To do: Restating the data exactly is the whole task.

Data shown:
* * * * * * * * *

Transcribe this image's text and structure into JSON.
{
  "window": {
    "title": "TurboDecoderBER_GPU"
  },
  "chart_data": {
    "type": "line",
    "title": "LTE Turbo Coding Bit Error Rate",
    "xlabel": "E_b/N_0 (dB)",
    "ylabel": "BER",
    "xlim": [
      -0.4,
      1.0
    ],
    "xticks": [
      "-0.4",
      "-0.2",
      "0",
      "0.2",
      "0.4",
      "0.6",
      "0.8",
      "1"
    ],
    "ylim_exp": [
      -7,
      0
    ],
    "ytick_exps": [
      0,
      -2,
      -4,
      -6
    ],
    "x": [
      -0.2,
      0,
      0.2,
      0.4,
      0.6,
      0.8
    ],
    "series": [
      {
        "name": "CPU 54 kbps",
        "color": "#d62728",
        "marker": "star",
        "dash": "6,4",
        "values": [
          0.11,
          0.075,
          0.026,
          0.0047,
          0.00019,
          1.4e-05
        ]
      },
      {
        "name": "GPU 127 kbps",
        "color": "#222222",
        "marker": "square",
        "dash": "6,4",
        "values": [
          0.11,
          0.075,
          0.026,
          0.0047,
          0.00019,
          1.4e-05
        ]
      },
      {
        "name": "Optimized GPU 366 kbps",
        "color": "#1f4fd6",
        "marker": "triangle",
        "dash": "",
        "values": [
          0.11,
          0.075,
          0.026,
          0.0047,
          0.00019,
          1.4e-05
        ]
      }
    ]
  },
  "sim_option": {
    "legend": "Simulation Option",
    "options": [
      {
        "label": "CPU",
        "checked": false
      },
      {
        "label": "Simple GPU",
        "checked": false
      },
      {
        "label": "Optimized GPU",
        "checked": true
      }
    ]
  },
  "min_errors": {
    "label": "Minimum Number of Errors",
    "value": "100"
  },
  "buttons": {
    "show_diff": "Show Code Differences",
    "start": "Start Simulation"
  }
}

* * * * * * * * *

Exercise solution:
Transcribe this image's text and structure into JSON.
{
  "window": {
    "title": "TurboDecoderBER_GPU"
  },
  "chart_data": {
    "type": "line",
    "title": "LTE Turbo Coding Bit Error Rate",
    "xlabel": "E_b/N_0 (dB)",
    "ylabel": "BER",
    "xlim": [
      -0.4,
      1.0
    ],
    "xticks": [
      "-0.4",
      "-0.2",
      "0",
      "0.2",
      "0.4",
      "0.6",
      "0.8",
      "1"
    ],
    "ylim_exp": [
      -7,
      0
    ],
    "ytick_exps": [
      0,
      -2,
      -4,
      -6
    ],
    "x": [
      -0.2,
      0,
      0.2,
      0.4,
      0.6,
      0.8
    ],
    "series": [
      {
        "name": "CPU 54 kbps",
        "color": "#d62728",
        "marker": "star",
        "dash": "6,4",
        "values": [
          0.11,
          0.075,
          0.026,
          0.0047,
          0.00019,
          1.4e-05
        ]
      },
      {
        "name": "GPU 127 kbps",
        "color": "#222222",
        "marker": "square",
        "dash": "6,4",
        "values": [
          0.11,
          0.075,
          0.026,
          0.0047,
          0.00019,
          1.4e-05
        ]
      },
      {
        "name": "Optimized GPU 366 kbps",
        "color": "#1f4fd6",
        "marker": "triangle",
        "dash": "",
        "values": [
          0.11,
          0.075,
          0.026,
          0.0047,
          0.00019,
          1.4e-05
        ]
      }
    ]
  },
  "sim_option": {
    "legend": "Simulation Option",
    "options": [
      {
        "label": "CPU",
        "checked": false
      },
      {
        "label": "Simple GPU",
        "checked": false
      },
      {
        "label": "Optimized GPU",
        "checked": true
      }
    ]
  },
  "min_errors": {
    "label": "Minimum Number of Errors",
    "value": "100"
  },
  "buttons": {
    "show_diff": "Show Code Differences",
    "start": "Start Simulation"
  }
}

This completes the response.